** Opening Extracted entries block **

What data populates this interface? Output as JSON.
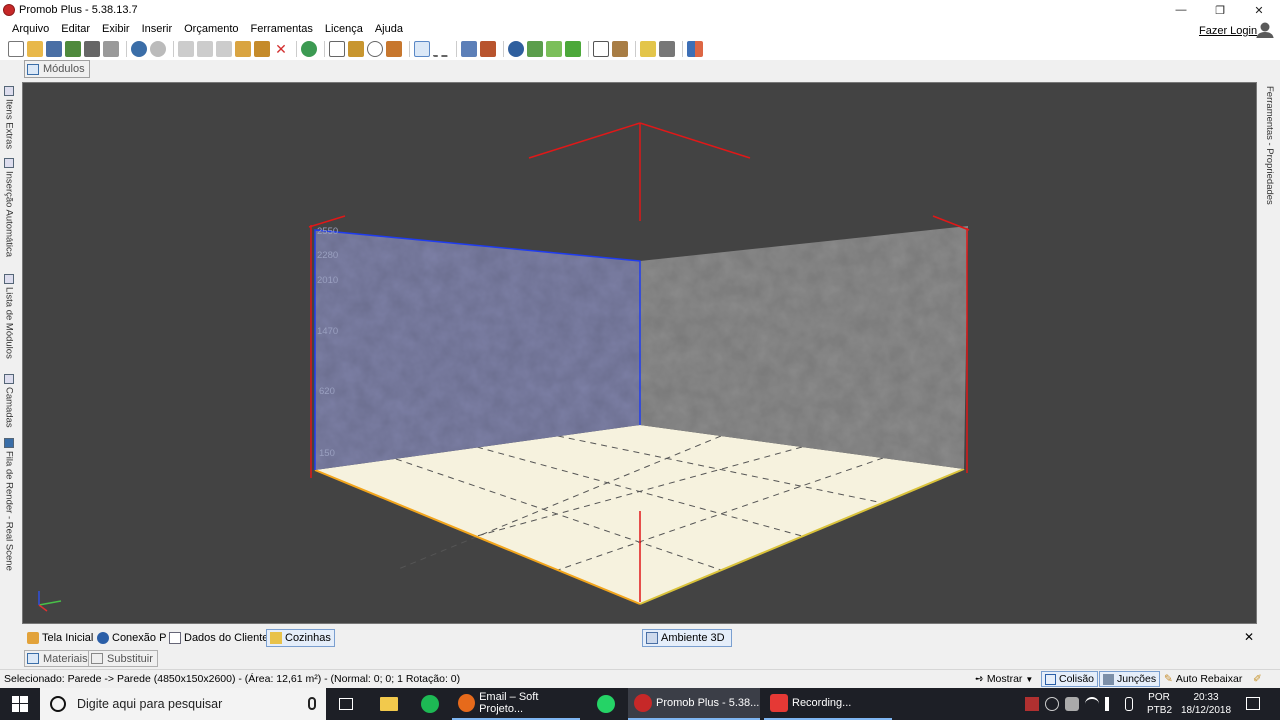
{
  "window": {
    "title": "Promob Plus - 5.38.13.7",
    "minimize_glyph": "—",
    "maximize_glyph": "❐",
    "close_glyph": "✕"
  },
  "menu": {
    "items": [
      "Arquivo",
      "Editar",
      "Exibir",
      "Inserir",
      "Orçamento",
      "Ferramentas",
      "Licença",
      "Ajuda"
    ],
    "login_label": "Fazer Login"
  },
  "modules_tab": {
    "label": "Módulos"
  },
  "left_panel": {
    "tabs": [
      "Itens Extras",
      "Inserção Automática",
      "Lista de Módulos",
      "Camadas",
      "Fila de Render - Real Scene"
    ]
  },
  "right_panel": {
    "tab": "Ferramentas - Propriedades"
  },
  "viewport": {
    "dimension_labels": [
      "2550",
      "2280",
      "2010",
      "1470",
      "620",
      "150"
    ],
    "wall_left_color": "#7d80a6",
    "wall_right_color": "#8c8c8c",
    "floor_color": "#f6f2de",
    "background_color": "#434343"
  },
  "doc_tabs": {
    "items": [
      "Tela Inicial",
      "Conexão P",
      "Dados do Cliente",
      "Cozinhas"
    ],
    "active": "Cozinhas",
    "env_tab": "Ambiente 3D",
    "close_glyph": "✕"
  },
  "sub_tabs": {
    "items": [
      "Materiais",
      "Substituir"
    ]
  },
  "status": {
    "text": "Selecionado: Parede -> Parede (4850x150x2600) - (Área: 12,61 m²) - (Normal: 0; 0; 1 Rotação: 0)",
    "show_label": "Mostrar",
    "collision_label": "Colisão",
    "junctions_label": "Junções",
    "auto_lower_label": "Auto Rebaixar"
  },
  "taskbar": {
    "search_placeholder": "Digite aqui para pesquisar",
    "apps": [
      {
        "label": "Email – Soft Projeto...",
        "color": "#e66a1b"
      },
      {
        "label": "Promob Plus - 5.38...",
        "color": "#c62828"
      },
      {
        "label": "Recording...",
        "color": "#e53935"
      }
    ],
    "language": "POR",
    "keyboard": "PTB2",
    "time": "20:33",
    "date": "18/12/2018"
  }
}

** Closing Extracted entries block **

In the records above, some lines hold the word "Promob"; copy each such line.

    "title": "Promob Plus - 5.38.13.7",
        "label": "Promob Plus - 5.38...",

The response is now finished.